Introduction: TBI is a leading cause of death and disability. Management based on the BTF guidelines is widely disseminated and thought to improve outcome. The objectives of this study were: 1) to review the rate of adherence to in-hospital BTF guidelines; 2) to identify factors influencing adherence; and 3) to determine the effect of guideline-based management on outcome.
Methods: We searched the following electronic bibliographic databases: Medline, EMBASE, SCOPUS, NHS, CINAHL, Cochrane Database, Proquest Dissertations and Theses. Two independent investigators screened titles, abstracts and articles to select appropriate studies reporting compliance rate to BTF guidelines, factors influencing compliance, and adjusted mortality or morbidity. Data extraction and assessment of bias risk were performed independently by both investigators. We excluded pediatric and military-related TBI studies.

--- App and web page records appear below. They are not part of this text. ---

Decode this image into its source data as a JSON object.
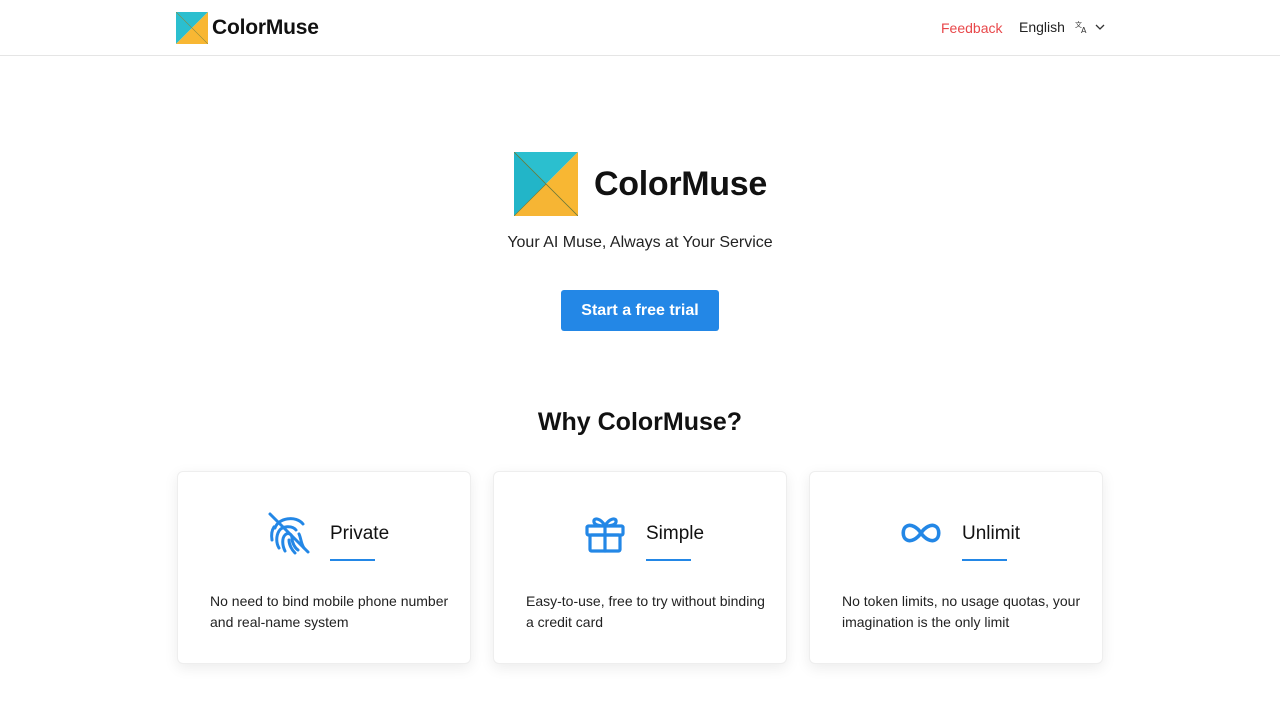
{
  "header": {
    "brand_name": "ColorMuse",
    "feedback_label": "Feedback",
    "language_label": "English"
  },
  "hero": {
    "title": "ColorMuse",
    "tagline": "Your AI Muse, Always at Your Service",
    "cta_label": "Start a free trial"
  },
  "features": {
    "title": "Why ColorMuse?",
    "cards": [
      {
        "icon": "fingerprint-off-icon",
        "title": "Private",
        "description": "No need to bind mobile phone number and real-name system"
      },
      {
        "icon": "gift-icon",
        "title": "Simple",
        "description": "Easy-to-use, free to try without binding a credit card"
      },
      {
        "icon": "infinity-icon",
        "title": "Unlimit",
        "description": "No token limits, no usage quotas, your imagination is the only limit"
      }
    ]
  },
  "colors": {
    "accent": "#2387e6",
    "feedback": "#e8474a",
    "logo_teal": "#2bbfcf",
    "logo_yellow": "#f8b733"
  }
}
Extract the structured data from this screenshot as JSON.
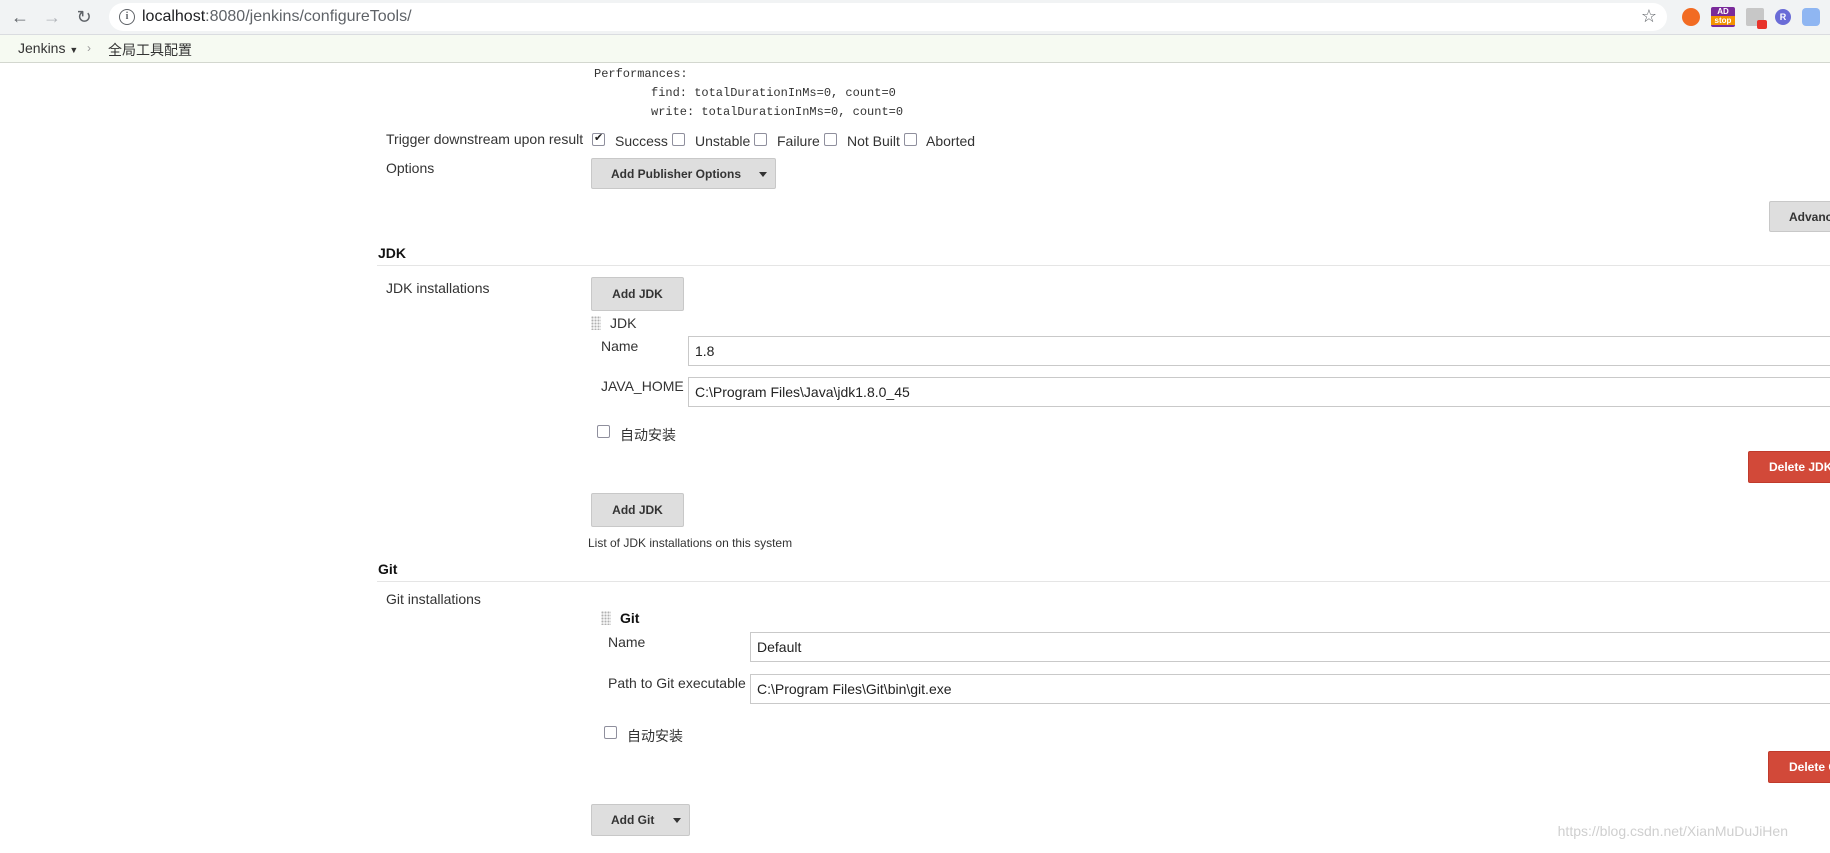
{
  "browser": {
    "url_host": "localhost",
    "url_path": ":8080/jenkins/configureTools/",
    "ext_stop_label_top": "AD",
    "ext_stop_label_bottom": "stop",
    "ext_r_label": "R"
  },
  "breadcrumb": {
    "home": "Jenkins",
    "current": "全局工具配置"
  },
  "performances": {
    "title": "Performances:",
    "find": "find: totalDurationInMs=0, count=0",
    "write": "write: totalDurationInMs=0, count=0"
  },
  "trigger": {
    "label": "Trigger downstream upon result",
    "options": [
      {
        "label": "Success",
        "checked": true
      },
      {
        "label": "Unstable",
        "checked": false
      },
      {
        "label": "Failure",
        "checked": false
      },
      {
        "label": "Not Built",
        "checked": false
      },
      {
        "label": "Aborted",
        "checked": false
      }
    ]
  },
  "options": {
    "label": "Options",
    "add_publisher_button": "Add Publisher Options",
    "advanced_button": "Advanc"
  },
  "jdk": {
    "section_title": "JDK",
    "installations_label": "JDK installations",
    "add_button": "Add JDK",
    "item_title": "JDK",
    "name_label": "Name",
    "name_value": "1.8",
    "home_label": "JAVA_HOME",
    "home_value": "C:\\Program Files\\Java\\jdk1.8.0_45",
    "auto_install_label": "自动安装",
    "delete_button": "Delete JDK",
    "add_button_bottom": "Add JDK",
    "help_text": "List of JDK installations on this system"
  },
  "git": {
    "section_title": "Git",
    "installations_label": "Git installations",
    "item_title": "Git",
    "name_label": "Name",
    "name_value": "Default",
    "path_label": "Path to Git executable",
    "path_value": "C:\\Program Files\\Git\\bin\\git.exe",
    "auto_install_label": "自动安装",
    "delete_button": "Delete Git",
    "add_button": "Add Git"
  },
  "watermark": "https://blog.csdn.net/XianMuDuJiHen",
  "colors": {
    "delete_red": "#d24939",
    "button_gray": "#dedede",
    "breadcrumb_bg": "#f6faf2"
  }
}
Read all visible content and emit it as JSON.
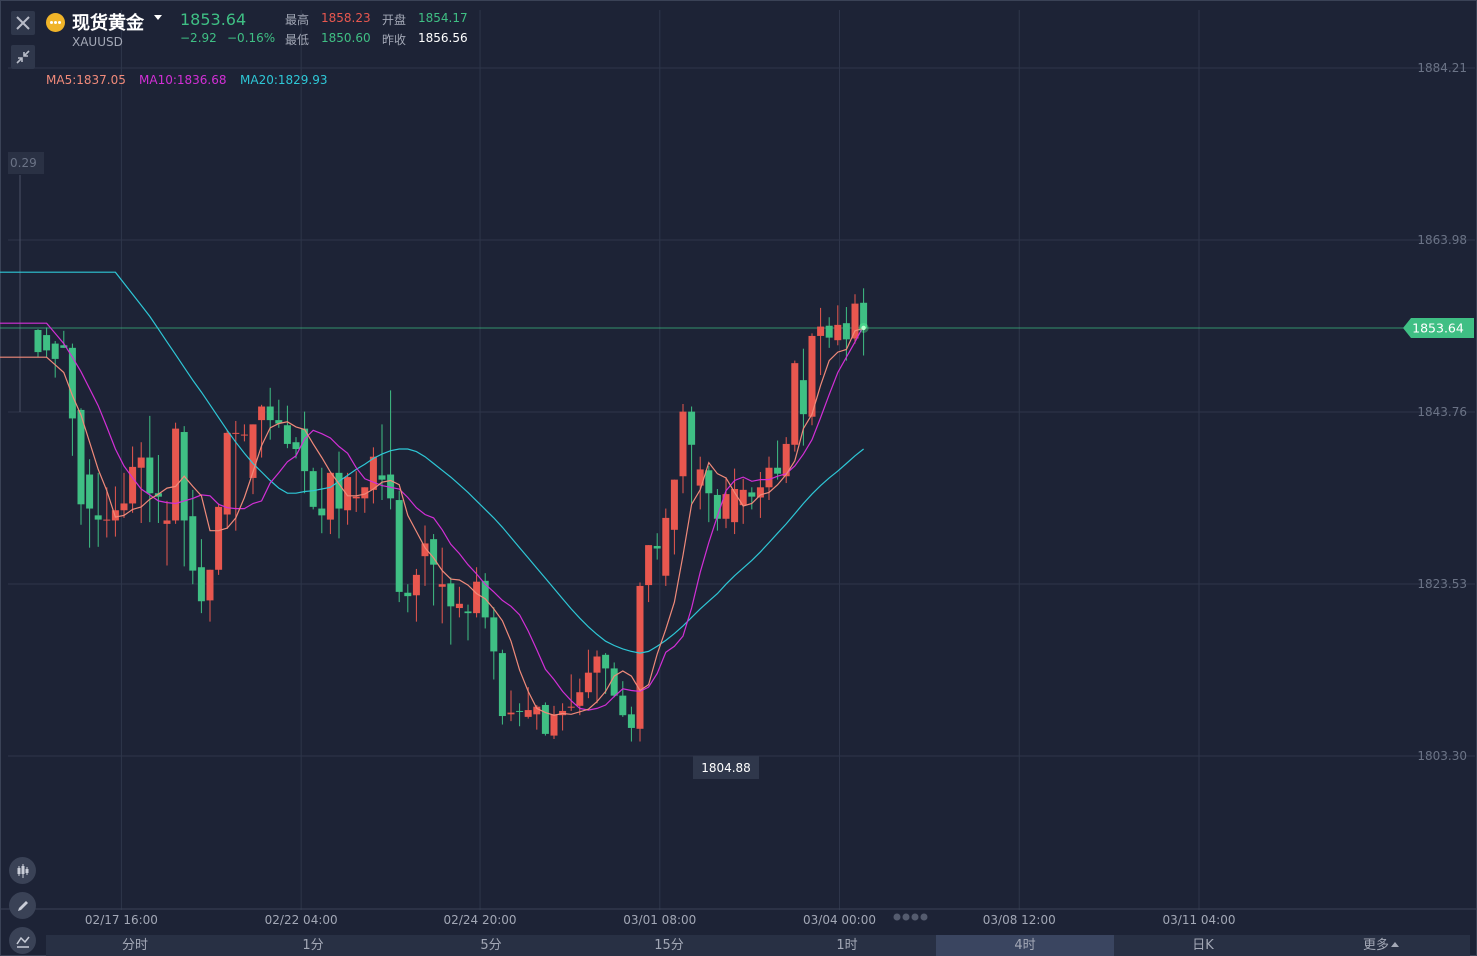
{
  "header": {
    "instrument_name": "现货黄金",
    "symbol": "XAUUSD",
    "last_price": "1853.64",
    "change": "−2.92",
    "change_pct": "−0.16%",
    "high_label": "最高",
    "high_value": "1858.23",
    "low_label": "最低",
    "low_value": "1850.60",
    "open_label": "开盘",
    "open_value": "1854.17",
    "prev_close_label": "昨收",
    "prev_close_value": "1856.56"
  },
  "indicators": {
    "ma5": "MA5:1837.05",
    "ma10": "MA10:1836.68",
    "ma20": "MA20:1829.93"
  },
  "left_fragment_label": "0.29",
  "tabs": [
    "分时",
    "1分",
    "5分",
    "15分",
    "1时",
    "4时",
    "日K",
    "更多"
  ],
  "active_tab": "4时",
  "colors": {
    "background": "#1d2336",
    "up": "#e8574f",
    "down": "#3fbf84",
    "ma5": "#f08a7a",
    "ma10": "#d22fd6",
    "ma20": "#2ec7d6",
    "price_line": "#3fbf84"
  },
  "chart_data": {
    "type": "candlestick",
    "y_ticks": [
      "1884.21",
      "1863.98",
      "1843.76",
      "1823.53",
      "1803.30"
    ],
    "ylim": [
      1796.2,
      1889.8
    ],
    "x_ticks": [
      {
        "label": "02/17 16:00",
        "index": 9.7
      },
      {
        "label": "02/22 04:00",
        "index": 30.6
      },
      {
        "label": "02/24 20:00",
        "index": 51.4
      },
      {
        "label": "03/01 08:00",
        "index": 72.3
      },
      {
        "label": "03/04 00:00",
        "index": 93.2
      },
      {
        "label": "03/08 12:00",
        "index": 114.1
      },
      {
        "label": "03/11 04:00",
        "index": 135.0
      }
    ],
    "current_price": "1853.64",
    "low_annotation": {
      "value": "1804.88",
      "index": 80
    },
    "ohlc": [
      [
        1853.4,
        1853.5,
        1850.2,
        1850.8
      ],
      [
        1852.8,
        1853.7,
        1850.2,
        1851.0
      ],
      [
        1851.8,
        1852.1,
        1847.8,
        1850.0
      ],
      [
        1851.6,
        1853.3,
        1851.3,
        1851.3
      ],
      [
        1851.3,
        1851.8,
        1838.6,
        1843.0
      ],
      [
        1844.0,
        1844.2,
        1830.5,
        1832.9
      ],
      [
        1836.4,
        1838.2,
        1827.8,
        1832.4
      ],
      [
        1831.6,
        1836.6,
        1827.9,
        1831.1
      ],
      [
        1831.0,
        1834.9,
        1829.0,
        1831.1
      ],
      [
        1831.0,
        1835.0,
        1829.1,
        1832.2
      ],
      [
        1832.2,
        1836.6,
        1831.3,
        1833.0
      ],
      [
        1833.0,
        1839.7,
        1831.9,
        1837.3
      ],
      [
        1837.2,
        1840.2,
        1830.7,
        1838.4
      ],
      [
        1838.4,
        1843.3,
        1830.8,
        1834.2
      ],
      [
        1834.2,
        1838.7,
        1830.7,
        1833.8
      ],
      [
        1830.6,
        1833.3,
        1825.7,
        1831.0
      ],
      [
        1831.0,
        1842.5,
        1830.6,
        1841.8
      ],
      [
        1841.4,
        1842.1,
        1825.6,
        1831.0
      ],
      [
        1831.5,
        1834.6,
        1823.5,
        1825.1
      ],
      [
        1825.5,
        1828.8,
        1820.1,
        1821.5
      ],
      [
        1821.6,
        1825.2,
        1819.1,
        1825.2
      ],
      [
        1825.2,
        1833.0,
        1824.6,
        1832.6
      ],
      [
        1831.7,
        1841.6,
        1830.0,
        1841.3
      ],
      [
        1841.2,
        1842.7,
        1829.8,
        1841.3
      ],
      [
        1841.1,
        1842.3,
        1840.3,
        1841.1
      ],
      [
        1836.0,
        1842.3,
        1834.1,
        1842.3
      ],
      [
        1842.8,
        1844.6,
        1838.4,
        1844.4
      ],
      [
        1844.4,
        1846.6,
        1840.5,
        1842.8
      ],
      [
        1842.8,
        1845.2,
        1841.9,
        1842.4
      ],
      [
        1842.2,
        1844.5,
        1839.5,
        1840.0
      ],
      [
        1840.2,
        1840.8,
        1838.3,
        1839.4
      ],
      [
        1841.8,
        1843.8,
        1834.2,
        1836.8
      ],
      [
        1836.8,
        1837.2,
        1832.3,
        1832.6
      ],
      [
        1832.4,
        1837.2,
        1829.5,
        1831.6
      ],
      [
        1831.1,
        1836.7,
        1829.4,
        1836.6
      ],
      [
        1836.6,
        1839.1,
        1828.9,
        1832.4
      ],
      [
        1832.2,
        1836.6,
        1830.5,
        1836.1
      ],
      [
        1833.6,
        1836.8,
        1832.0,
        1833.8
      ],
      [
        1833.6,
        1834.9,
        1831.9,
        1834.9
      ],
      [
        1834.6,
        1839.6,
        1833.0,
        1838.5
      ],
      [
        1836.3,
        1842.3,
        1833.4,
        1835.8
      ],
      [
        1836.4,
        1846.3,
        1832.3,
        1833.6
      ],
      [
        1833.4,
        1834.5,
        1821.4,
        1822.6
      ],
      [
        1822.5,
        1823.5,
        1820.2,
        1822.1
      ],
      [
        1822.2,
        1825.3,
        1819.1,
        1824.6
      ],
      [
        1826.8,
        1830.4,
        1823.3,
        1828.3
      ],
      [
        1828.8,
        1829.4,
        1821.0,
        1825.8
      ],
      [
        1823.2,
        1827.8,
        1818.9,
        1823.5
      ],
      [
        1823.6,
        1824.3,
        1816.4,
        1820.9
      ],
      [
        1820.7,
        1823.2,
        1819.6,
        1821.2
      ],
      [
        1820.3,
        1821.1,
        1816.9,
        1820.1
      ],
      [
        1820.1,
        1825.5,
        1819.6,
        1823.8
      ],
      [
        1823.9,
        1824.8,
        1818.3,
        1819.6
      ],
      [
        1819.6,
        1820.8,
        1812.3,
        1815.6
      ],
      [
        1815.4,
        1815.8,
        1807.0,
        1808.0
      ],
      [
        1808.2,
        1811.0,
        1807.4,
        1808.4
      ],
      [
        1808.6,
        1809.5,
        1806.8,
        1808.5
      ],
      [
        1807.9,
        1811.4,
        1807.7,
        1808.7
      ],
      [
        1808.2,
        1809.3,
        1806.4,
        1809.1
      ],
      [
        1809.3,
        1809.6,
        1805.7,
        1805.9
      ],
      [
        1805.7,
        1809.2,
        1805.3,
        1808.2
      ],
      [
        1808.1,
        1809.5,
        1806.3,
        1808.6
      ],
      [
        1809.0,
        1812.9,
        1808.6,
        1809.1
      ],
      [
        1809.2,
        1812.4,
        1808.1,
        1810.8
      ],
      [
        1810.8,
        1815.8,
        1810.1,
        1813.1
      ],
      [
        1813.1,
        1815.7,
        1809.5,
        1815.0
      ],
      [
        1815.2,
        1815.4,
        1810.6,
        1813.6
      ],
      [
        1813.6,
        1814.3,
        1810.2,
        1810.4
      ],
      [
        1810.4,
        1812.1,
        1807.9,
        1808.1
      ],
      [
        1808.2,
        1809.1,
        1805.0,
        1806.6
      ],
      [
        1806.5,
        1823.7,
        1805.0,
        1823.3
      ],
      [
        1823.4,
        1828.1,
        1821.4,
        1828.1
      ],
      [
        1828.0,
        1829.5,
        1826.4,
        1827.7
      ],
      [
        1824.5,
        1832.4,
        1823.3,
        1831.3
      ],
      [
        1829.9,
        1835.8,
        1827.0,
        1835.8
      ],
      [
        1836.2,
        1844.7,
        1834.2,
        1843.8
      ],
      [
        1843.8,
        1844.4,
        1833.0,
        1839.9
      ],
      [
        1835.1,
        1838.5,
        1832.3,
        1837.0
      ],
      [
        1836.9,
        1837.4,
        1830.8,
        1834.2
      ],
      [
        1834.0,
        1834.7,
        1829.8,
        1831.2
      ],
      [
        1831.2,
        1836.1,
        1830.1,
        1834.1
      ],
      [
        1830.8,
        1837.1,
        1829.4,
        1834.7
      ],
      [
        1832.8,
        1835.9,
        1830.6,
        1834.6
      ],
      [
        1834.3,
        1834.9,
        1832.3,
        1833.8
      ],
      [
        1833.7,
        1836.7,
        1831.3,
        1834.9
      ],
      [
        1834.9,
        1838.5,
        1833.4,
        1837.2
      ],
      [
        1837.2,
        1840.4,
        1835.8,
        1836.5
      ],
      [
        1836.2,
        1840.8,
        1835.4,
        1840.0
      ],
      [
        1839.9,
        1849.8,
        1839.1,
        1849.5
      ],
      [
        1847.5,
        1851.2,
        1839.8,
        1843.5
      ],
      [
        1843.2,
        1853.0,
        1842.2,
        1852.7
      ],
      [
        1852.7,
        1856.0,
        1848.1,
        1853.8
      ],
      [
        1853.9,
        1854.9,
        1851.3,
        1852.5
      ],
      [
        1852.2,
        1856.3,
        1851.6,
        1854.0
      ],
      [
        1854.2,
        1856.1,
        1849.8,
        1852.3
      ],
      [
        1852.4,
        1857.6,
        1851.8,
        1856.5
      ],
      [
        1856.6,
        1858.3,
        1850.4,
        1853.6
      ]
    ],
    "ma5": [
      1850.2,
      1849.3,
      1848.4,
      1845.7,
      1843.4,
      1840.2,
      1837.0,
      1834.5,
      1831.4,
      1831.6,
      1832.3,
      1832.6,
      1833.5,
      1834.1,
      1834.8,
      1835.0,
      1836.2,
      1835.0,
      1833.9,
      1829.8,
      1829.8,
      1830.1,
      1831.3,
      1833.7,
      1836.7,
      1839.8,
      1841.9,
      1842.4,
      1842.6,
      1842.0,
      1841.7,
      1840.0,
      1838.4,
      1836.7,
      1835.3,
      1833.9,
      1833.9,
      1834.1,
      1834.7,
      1835.5,
      1835.7,
      1835.2,
      1831.6,
      1829.7,
      1827.8,
      1826.6,
      1825.1,
      1824.1,
      1824.0,
      1823.4,
      1822.4,
      1821.8,
      1820.6,
      1819.2,
      1816.8,
      1813.4,
      1810.9,
      1808.9,
      1808.4,
      1808.1,
      1808.3,
      1808.2,
      1808.5,
      1808.8,
      1809.7,
      1810.9,
      1812.7,
      1813.3,
      1812.7,
      1811.0,
      1811.7,
      1815.3,
      1818.2,
      1821.4,
      1826.9,
      1832.9,
      1834.6,
      1837.8,
      1836.5,
      1836.0,
      1834.3,
      1832.7,
      1833.0,
      1834.0,
      1834.3,
      1835.2,
      1836.4,
      1838.0,
      1841.8,
      1843.5,
      1846.9,
      1849.8,
      1850.8,
      1851.1,
      1853.3,
      1853.6
    ],
    "ma10": [
      1854.2,
      1853.0,
      1851.8,
      1850.2,
      1848.5,
      1846.5,
      1844.5,
      1842.0,
      1839.4,
      1837.4,
      1836.0,
      1834.7,
      1834.0,
      1833.3,
      1833.1,
      1833.0,
      1833.3,
      1833.6,
      1834.0,
      1833.9,
      1832.9,
      1832.5,
      1832.4,
      1832.4,
      1833.0,
      1833.3,
      1835.4,
      1836.6,
      1837.9,
      1838.6,
      1840.6,
      1841.6,
      1841.2,
      1840.7,
      1839.7,
      1838.9,
      1837.2,
      1835.9,
      1835.5,
      1835.1,
      1834.9,
      1834.7,
      1833.7,
      1832.5,
      1831.7,
      1831.3,
      1829.9,
      1828.2,
      1827.1,
      1825.8,
      1824.7,
      1823.5,
      1822.6,
      1821.6,
      1820.9,
      1819.9,
      1818.0,
      1815.8,
      1813.5,
      1812.3,
      1810.9,
      1809.8,
      1808.9,
      1808.7,
      1808.9,
      1809.3,
      1810.3,
      1811.2,
      1811.0,
      1810.9,
      1811.4,
      1813.0,
      1815.5,
      1816.2,
      1817.4,
      1820.7,
      1824.9,
      1828.4,
      1831.5,
      1834.5,
      1835.7,
      1836.1,
      1835.6,
      1835.8,
      1835.8,
      1836.2,
      1836.5,
      1837.4,
      1838.8,
      1840.5,
      1843.1,
      1845.8,
      1848.4,
      1850.2,
      1852.0,
      1853.9
    ],
    "ma20": [
      1860.2,
      1858.9,
      1857.6,
      1856.3,
      1855.0,
      1853.5,
      1852.0,
      1850.5,
      1849.0,
      1847.5,
      1846.1,
      1844.6,
      1843.1,
      1841.6,
      1840.2,
      1838.9,
      1837.7,
      1836.7,
      1835.7,
      1834.8,
      1834.2,
      1834.2,
      1834.4,
      1834.5,
      1834.7,
      1834.9,
      1835.6,
      1836.3,
      1837.0,
      1837.6,
      1838.3,
      1838.8,
      1839.2,
      1839.4,
      1839.4,
      1839.1,
      1838.5,
      1837.7,
      1836.9,
      1836.1,
      1835.2,
      1834.3,
      1833.3,
      1832.3,
      1831.3,
      1830.2,
      1829.0,
      1827.8,
      1826.6,
      1825.4,
      1824.2,
      1823.0,
      1821.8,
      1820.6,
      1819.5,
      1818.5,
      1817.6,
      1816.8,
      1816.3,
      1815.9,
      1815.6,
      1815.4,
      1815.6,
      1816.2,
      1816.9,
      1817.7,
      1818.6,
      1819.6,
      1820.6,
      1821.5,
      1822.4,
      1823.5,
      1824.5,
      1825.4,
      1826.3,
      1827.3,
      1828.4,
      1829.5,
      1830.6,
      1831.8,
      1833.0,
      1834.1,
      1835.1,
      1836.0,
      1836.8,
      1837.7,
      1838.6,
      1839.4
    ]
  }
}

Results: A total of 22 articles met inclusion/exclusion criteria out of 676 papers screened. All are observational studies: 17 were cohort studies (3 prospective and 14 retrospective) and 5 were surveys. We found considerable variation in median adherence with BTF guidelines ranging from 17.4-100%. Compliance with intracranial pressure (ICP) monitoring was addressed by 14 studies; median adherence was 44.71% (range 0-82.90%), which did explain most of the variability in adherence across recommendations. Recommendations for target oxygenation, SBP, steroid use, and DVT prophylaxis had median adherence more than 90%. Hyperventilation, nutrition and seizure prophylaxis recommendation had relatively lower median adherence percentages (50-70%). Eight studies identified patient and hospital factors influencing adherence; age, severity of injury, level of trauma center, protocol based management and country economics status were a consistent factors across most of studies.
Conclusions: Variation in the care of TBI patients persists across the world. Heterogeneity of articles assessing compliance with BTF guidelines for TBI prevented meaningful outcome assessment. well-conducted studies are necessary to establish the true benefit of adherence to current guidelines.
Patient Care: Protocol based managements are proved to improve patients outcome in TBI, well-conducted studies to support the beneficial effect of the current BTF guidelines will enhance the adherence and implementation of these guidelines.
Learning Objectives: Well-conducted studies are necessary to establish the true benefit of adherence to current guidelines, particularly for ICP monitoring.